■ ASSIGNMENT
Restate all of the data below word for word.

Website and app data records
————————

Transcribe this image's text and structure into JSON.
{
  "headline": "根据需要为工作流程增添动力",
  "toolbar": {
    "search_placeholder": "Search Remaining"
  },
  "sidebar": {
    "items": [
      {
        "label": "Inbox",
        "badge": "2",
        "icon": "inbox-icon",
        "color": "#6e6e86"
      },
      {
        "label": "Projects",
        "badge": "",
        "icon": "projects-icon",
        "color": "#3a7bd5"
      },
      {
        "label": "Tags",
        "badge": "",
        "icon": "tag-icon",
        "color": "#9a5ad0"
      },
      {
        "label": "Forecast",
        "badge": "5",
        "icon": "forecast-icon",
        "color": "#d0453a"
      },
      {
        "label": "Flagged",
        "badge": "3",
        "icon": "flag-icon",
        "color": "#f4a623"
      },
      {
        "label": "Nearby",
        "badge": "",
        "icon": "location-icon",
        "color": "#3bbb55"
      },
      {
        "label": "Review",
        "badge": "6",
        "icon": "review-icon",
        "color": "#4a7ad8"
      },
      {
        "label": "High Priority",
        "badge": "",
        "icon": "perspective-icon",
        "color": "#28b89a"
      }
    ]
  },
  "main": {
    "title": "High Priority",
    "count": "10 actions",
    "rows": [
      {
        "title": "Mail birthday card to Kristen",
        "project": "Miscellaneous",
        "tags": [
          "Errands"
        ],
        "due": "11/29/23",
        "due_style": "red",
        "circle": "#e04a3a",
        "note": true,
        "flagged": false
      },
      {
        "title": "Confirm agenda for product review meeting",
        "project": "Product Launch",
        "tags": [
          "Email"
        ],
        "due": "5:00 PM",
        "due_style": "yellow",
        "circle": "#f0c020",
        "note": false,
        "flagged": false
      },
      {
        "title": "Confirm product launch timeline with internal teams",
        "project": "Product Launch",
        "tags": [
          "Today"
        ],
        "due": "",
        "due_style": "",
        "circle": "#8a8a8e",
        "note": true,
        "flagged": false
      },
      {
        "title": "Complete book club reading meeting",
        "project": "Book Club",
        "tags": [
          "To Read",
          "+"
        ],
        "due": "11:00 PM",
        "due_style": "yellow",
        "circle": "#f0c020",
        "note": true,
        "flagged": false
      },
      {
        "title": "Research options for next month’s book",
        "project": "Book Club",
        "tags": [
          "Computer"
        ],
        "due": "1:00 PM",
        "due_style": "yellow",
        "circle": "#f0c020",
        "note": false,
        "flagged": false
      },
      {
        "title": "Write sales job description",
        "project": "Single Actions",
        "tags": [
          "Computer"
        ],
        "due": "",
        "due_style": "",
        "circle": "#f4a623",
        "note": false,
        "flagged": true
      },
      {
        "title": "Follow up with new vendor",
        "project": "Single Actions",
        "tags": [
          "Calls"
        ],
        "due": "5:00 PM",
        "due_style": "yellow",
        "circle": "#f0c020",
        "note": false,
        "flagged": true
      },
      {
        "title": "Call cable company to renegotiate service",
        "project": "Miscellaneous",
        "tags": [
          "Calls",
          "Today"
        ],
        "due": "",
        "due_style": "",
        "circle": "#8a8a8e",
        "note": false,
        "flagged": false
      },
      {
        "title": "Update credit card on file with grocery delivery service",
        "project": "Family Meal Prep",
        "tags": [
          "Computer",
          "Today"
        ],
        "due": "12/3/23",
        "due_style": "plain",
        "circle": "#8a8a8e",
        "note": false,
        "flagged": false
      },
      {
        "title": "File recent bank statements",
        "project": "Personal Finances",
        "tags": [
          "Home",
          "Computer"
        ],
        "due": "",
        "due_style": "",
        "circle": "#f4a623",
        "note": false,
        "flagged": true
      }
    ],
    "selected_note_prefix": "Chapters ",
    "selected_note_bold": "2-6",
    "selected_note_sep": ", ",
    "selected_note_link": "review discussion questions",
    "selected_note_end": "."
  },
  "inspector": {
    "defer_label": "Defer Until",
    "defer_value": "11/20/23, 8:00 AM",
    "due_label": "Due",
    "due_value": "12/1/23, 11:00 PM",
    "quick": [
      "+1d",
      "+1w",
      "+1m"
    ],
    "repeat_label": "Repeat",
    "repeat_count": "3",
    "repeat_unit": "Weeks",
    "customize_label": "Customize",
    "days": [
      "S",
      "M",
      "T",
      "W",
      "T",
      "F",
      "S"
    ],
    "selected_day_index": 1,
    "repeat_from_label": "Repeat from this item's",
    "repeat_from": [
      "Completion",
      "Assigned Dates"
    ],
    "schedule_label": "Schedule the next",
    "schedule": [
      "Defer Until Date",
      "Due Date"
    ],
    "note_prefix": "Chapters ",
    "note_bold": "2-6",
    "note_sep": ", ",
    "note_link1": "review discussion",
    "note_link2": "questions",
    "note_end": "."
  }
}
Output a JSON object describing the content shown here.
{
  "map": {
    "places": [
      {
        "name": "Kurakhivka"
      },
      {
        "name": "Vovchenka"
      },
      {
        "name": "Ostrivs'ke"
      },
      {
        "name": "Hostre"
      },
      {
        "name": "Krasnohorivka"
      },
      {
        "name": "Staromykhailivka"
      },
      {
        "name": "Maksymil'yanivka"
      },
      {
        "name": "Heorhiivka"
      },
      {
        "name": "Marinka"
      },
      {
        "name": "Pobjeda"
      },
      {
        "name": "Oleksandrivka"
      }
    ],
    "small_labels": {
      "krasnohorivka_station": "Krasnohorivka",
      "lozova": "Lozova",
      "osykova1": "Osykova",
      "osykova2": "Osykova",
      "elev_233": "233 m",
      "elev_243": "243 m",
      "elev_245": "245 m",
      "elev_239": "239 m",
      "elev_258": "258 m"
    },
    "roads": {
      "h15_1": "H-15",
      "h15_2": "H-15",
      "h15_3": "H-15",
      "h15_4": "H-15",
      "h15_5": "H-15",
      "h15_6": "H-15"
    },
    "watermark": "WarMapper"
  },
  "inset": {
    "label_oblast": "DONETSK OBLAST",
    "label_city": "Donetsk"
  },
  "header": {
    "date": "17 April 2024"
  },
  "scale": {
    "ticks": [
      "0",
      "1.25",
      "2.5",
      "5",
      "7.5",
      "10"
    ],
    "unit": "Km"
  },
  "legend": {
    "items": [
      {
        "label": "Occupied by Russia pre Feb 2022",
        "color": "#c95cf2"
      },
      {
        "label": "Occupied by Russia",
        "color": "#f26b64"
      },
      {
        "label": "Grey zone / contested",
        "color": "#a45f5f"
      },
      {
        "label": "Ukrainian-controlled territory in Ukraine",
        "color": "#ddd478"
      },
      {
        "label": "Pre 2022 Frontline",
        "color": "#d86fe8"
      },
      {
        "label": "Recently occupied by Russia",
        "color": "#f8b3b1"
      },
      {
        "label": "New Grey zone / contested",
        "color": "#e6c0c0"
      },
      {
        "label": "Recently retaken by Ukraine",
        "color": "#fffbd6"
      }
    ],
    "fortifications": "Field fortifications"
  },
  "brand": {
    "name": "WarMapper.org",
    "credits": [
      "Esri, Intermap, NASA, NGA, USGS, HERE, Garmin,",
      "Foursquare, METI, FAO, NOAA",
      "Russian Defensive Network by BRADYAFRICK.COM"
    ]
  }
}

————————

■ EXPECTED OUTPUT
Transcribe this image's text and structure into JSON.
{
  "headline": "根据需要为工作流程增添动力",
  "toolbar": {
    "search_placeholder": "Search Remaining"
  },
  "sidebar": {
    "items": [
      {
        "label": "Inbox",
        "badge": "2",
        "icon": "inbox-icon",
        "color": "#6e6e86"
      },
      {
        "label": "Projects",
        "badge": "",
        "icon": "projects-icon",
        "color": "#3a7bd5"
      },
      {
        "label": "Tags",
        "badge": "",
        "icon": "tag-icon",
        "color": "#9a5ad0"
      },
      {
        "label": "Forecast",
        "badge": "5",
        "icon": "forecast-icon",
        "color": "#d0453a"
      },
      {
        "label": "Flagged",
        "badge": "3",
        "icon": "flag-icon",
        "color": "#f4a623"
      },
      {
        "label": "Nearby",
        "badge": "",
        "icon": "location-icon",
        "color": "#3bbb55"
      },
      {
        "label": "Review",
        "badge": "6",
        "icon": "review-icon",
        "color": "#4a7ad8"
      },
      {
        "label": "High Priority",
        "badge": "",
        "icon": "perspective-icon",
        "color": "#28b89a"
      }
    ]
  },
  "main": {
    "title": "High Priority",
    "count": "10 actions",
    "rows": [
      {
        "title": "Mail birthday card to Kristen",
        "project": "Miscellaneous",
        "tags": [
          "Errands"
        ],
        "due": "11/29/23",
        "due_style": "red",
        "circle": "#e04a3a",
        "note": true,
        "flagged": false
      },
      {
        "title": "Confirm agenda for product review meeting",
        "project": "Product Launch",
        "tags": [
          "Email"
        ],
        "due": "5:00 PM",
        "due_style": "yellow",
        "circle": "#f0c020",
        "note": false,
        "flagged": false
      },
      {
        "title": "Confirm product launch timeline with internal teams",
        "project": "Product Launch",
        "tags": [
          "Today"
        ],
        "due": "",
        "due_style": "",
        "circle": "#8a8a8e",
        "note": true,
        "flagged": false
      },
      {
        "title": "Complete book club reading meeting",
        "project": "Book Club",
        "tags": [
          "To Read",
          "+"
        ],
        "due": "11:00 PM",
        "due_style": "yellow",
        "circle": "#f0c020",
        "note": true,
        "flagged": false
      },
      {
        "title": "Research options for next month’s book",
        "project": "Book Club",
        "tags": [
          "Computer"
        ],
        "due": "1:00 PM",
        "due_style": "yellow",
        "circle": "#f0c020",
        "note": false,
        "flagged": false
      },
      {
        "title": "Write sales job description",
        "project": "Single Actions",
        "tags": [
          "Computer"
        ],
        "due": "",
        "due_style": "",
        "circle": "#f4a623",
        "note": false,
        "flagged": true
      },
      {
        "title": "Follow up with new vendor",
        "project": "Single Actions",
        "tags": [
          "Calls"
        ],
        "due": "5:00 PM",
        "due_style": "yellow",
        "circle": "#f0c020",
        "note": false,
        "flagged": true
      },
      {
        "title": "Call cable company to renegotiate service",
        "project": "Miscellaneous",
        "tags": [
          "Calls",
          "Today"
        ],
        "due": "",
        "due_style": "",
        "circle": "#8a8a8e",
        "note": false,
        "flagged": false
      },
      {
        "title": "Update credit card on file with grocery delivery service",
        "project": "Family Meal Prep",
        "tags": [
          "Computer",
          "Today"
        ],
        "due": "12/3/23",
        "due_style": "plain",
        "circle": "#8a8a8e",
        "note": false,
        "flagged": false
      },
      {
        "title": "File recent bank statements",
        "project": "Personal Finances",
        "tags": [
          "Home",
          "Computer"
        ],
        "due": "",
        "due_style": "",
        "circle": "#f4a623",
        "note": false,
        "flagged": true
      }
    ],
    "selected_note_prefix": "Chapters ",
    "selected_note_bold": "2-6",
    "selected_note_sep": ", ",
    "selected_note_link": "review discussion questions",
    "selected_note_end": "."
  },
  "inspector": {
    "defer_label": "Defer Until",
    "defer_value": "11/20/23, 8:00 AM",
    "due_label": "Due",
    "due_value": "12/1/23, 11:00 PM",
    "quick": [
      "+1d",
      "+1w",
      "+1m"
    ],
    "repeat_label": "Repeat",
    "repeat_count": "3",
    "repeat_unit": "Weeks",
    "customize_label": "Customize",
    "days": [
      "S",
      "M",
      "T",
      "W",
      "T",
      "F",
      "S"
    ],
    "selected_day_index": 1,
    "repeat_from_label": "Repeat from this item's",
    "repeat_from": [
      "Completion",
      "Assigned Dates"
    ],
    "schedule_label": "Schedule the next",
    "schedule": [
      "Defer Until Date",
      "Due Date"
    ],
    "note_prefix": "Chapters ",
    "note_bold": "2-6",
    "note_sep": ", ",
    "note_link1": "review discussion",
    "note_link2": "questions",
    "note_end": "."
  }
}
Output a JSON object describing the content shown here.
{
  "map": {
    "places": [
      {
        "name": "Kurakhivka"
      },
      {
        "name": "Vovchenka"
      },
      {
        "name": "Ostrivs'ke"
      },
      {
        "name": "Hostre"
      },
      {
        "name": "Krasnohorivka"
      },
      {
        "name": "Staromykhailivka"
      },
      {
        "name": "Maksymil'yanivka"
      },
      {
        "name": "Heorhiivka"
      },
      {
        "name": "Marinka"
      },
      {
        "name": "Pobjeda"
      },
      {
        "name": "Oleksandrivka"
      }
    ],
    "small_labels": {
      "krasnohorivka_station": "Krasnohorivka",
      "lozova": "Lozova",
      "osykova1": "Osykova",
      "osykova2": "Osykova",
      "elev_233": "233 m",
      "elev_243": "243 m",
      "elev_245": "245 m",
      "elev_239": "239 m",
      "elev_258": "258 m"
    },
    "roads": {
      "h15_1": "H-15",
      "h15_2": "H-15",
      "h15_3": "H-15",
      "h15_4": "H-15",
      "h15_5": "H-15",
      "h15_6": "H-15"
    },
    "watermark": "WarMapper"
  },
  "inset": {
    "label_oblast": "DONETSK OBLAST",
    "label_city": "Donetsk"
  },
  "header": {
    "date": "17 April 2024"
  },
  "scale": {
    "ticks": [
      "0",
      "1.25",
      "2.5",
      "5",
      "7.5",
      "10"
    ],
    "unit": "Km"
  },
  "legend": {
    "items": [
      {
        "label": "Occupied by Russia pre Feb 2022",
        "color": "#c95cf2"
      },
      {
        "label": "Occupied by Russia",
        "color": "#f26b64"
      },
      {
        "label": "Grey zone / contested",
        "color": "#a45f5f"
      },
      {
        "label": "Ukrainian-controlled territory in Ukraine",
        "color": "#ddd478"
      },
      {
        "label": "Pre 2022 Frontline",
        "color": "#d86fe8"
      },
      {
        "label": "Recently occupied by Russia",
        "color": "#f8b3b1"
      },
      {
        "label": "New Grey zone / contested",
        "color": "#e6c0c0"
      },
      {
        "label": "Recently retaken by Ukraine",
        "color": "#fffbd6"
      }
    ],
    "fortifications": "Field fortifications"
  },
  "brand": {
    "name": "WarMapper.org",
    "credits": [
      "Esri, Intermap, NASA, NGA, USGS, HERE, Garmin,",
      "Foursquare, METI, FAO, NOAA",
      "Russian Defensive Network by BRADYAFRICK.COM"
    ]
  }
}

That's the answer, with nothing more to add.